Biden and Trump’s possible paths to the presidency

Daryn Steed

President Donald Trump and Democratic nominee Joe Biden are locked in a heated battle for the presidency.

This combination of pictures created on October 22 shows US President Donald Trump and Democratic Presidential candidate and former US Vice President Joe Biden during the final presidential debate at Belmont University in Nashville, Tennessee, on October 22. (Brendan Smialowski and Jim Watson/AFP via Getty Images/TNS)
This combination of pictures created on October 22 shows US President Donald Trump and Democratic Presidential candidate and former US Vice President Joe Biden during the final presidential debate at Belmont University in Nashville, Tennessee, on October 22. (Brendan Smialowski and Jim Watson/AFP via Getty Images/TNS)

As of Nov. 4, both nominees have plausible paths to win office. Biden currently leads with 248 electoral votes to Trump’s 214.

Nevada, Pennsylvania, North Carolina, Georgia and Alaska have yet to be called, according to the Associated Press.

Biden has a lead in Nevada. If he holds that lead, he will win the election by a slim margin.

Trump needs to flip Nevada, along with maintaining his leads in Pennsylvania, North Carolina, Alaska and Georgia.

Assuming none of these states flip, Biden will win with 270 electoral votes to Trump’s 268.

Unlike the slim margin of electoral votes, Biden has broken the record for most popular votes ever received by a president with a current 73,142,52, according to CBS. Trump has received 69,203,405 votes, which is on the verge of President Obama’s record in the 2008.

Trump has already announced he will ask for a recount in Wisconsin, where Biden leads by approximately 20,000 votes. Trump’s campaign sued Pennsylvania and Michigan to halt counting votes, according to the Associated Press.

On Nov. 3, with millions of votes left to be counted, Trump’s campaign declared victory. At that point, Trump was leading in Michigan and Wisconsin. Both states flipped early the next morning.
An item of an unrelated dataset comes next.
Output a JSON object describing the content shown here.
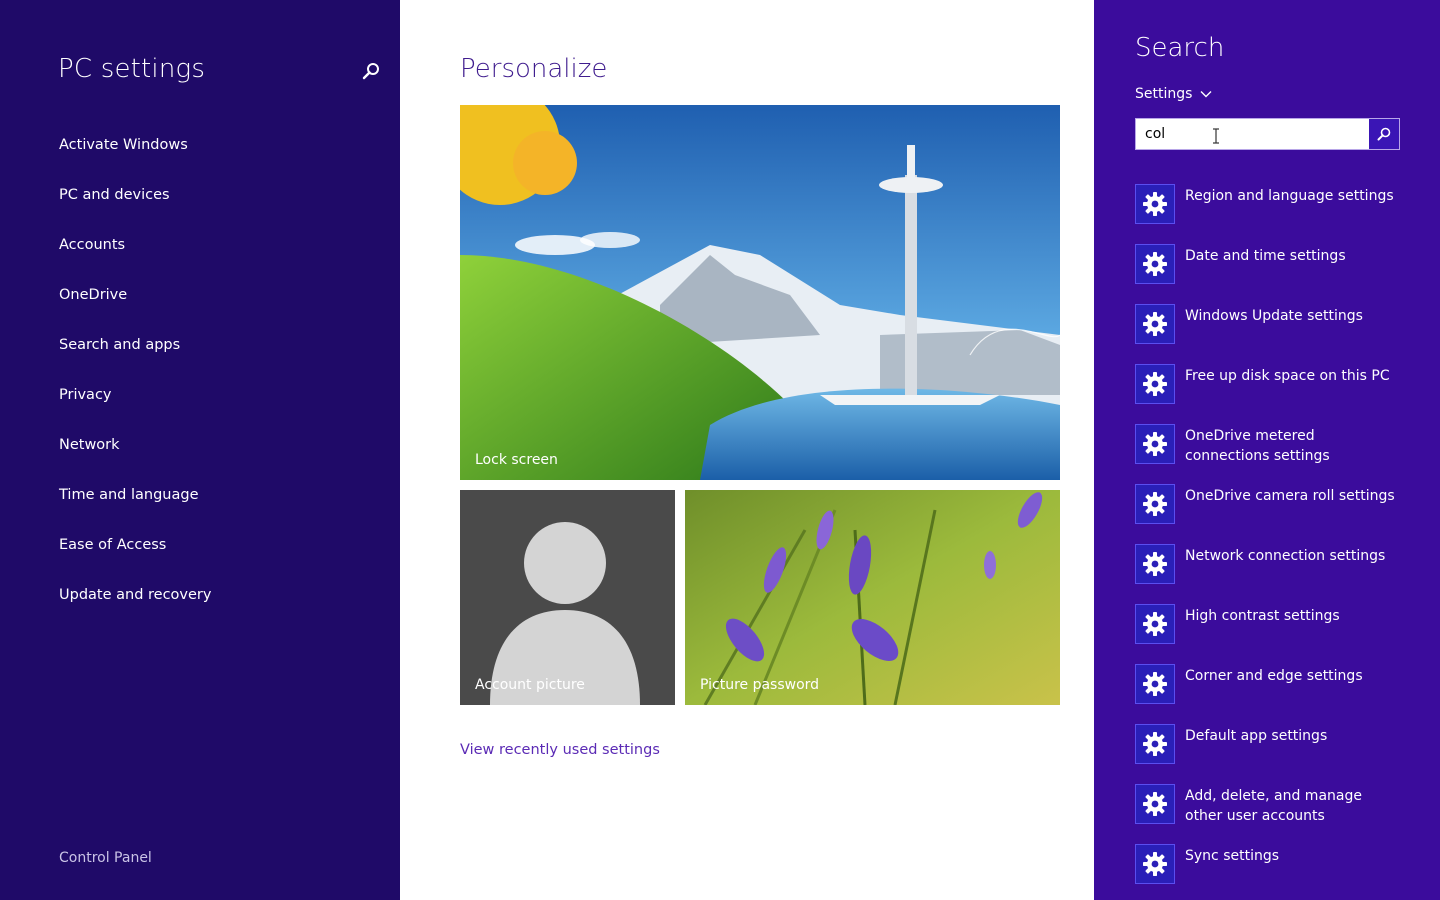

Biden made a speech in the afternoon of Nov. 4 assuring voters his campaign had not conceded. He did not declare victory, but said his team had confidence.

“We believe when the count is finished, we’ll be the winner,” Biden said.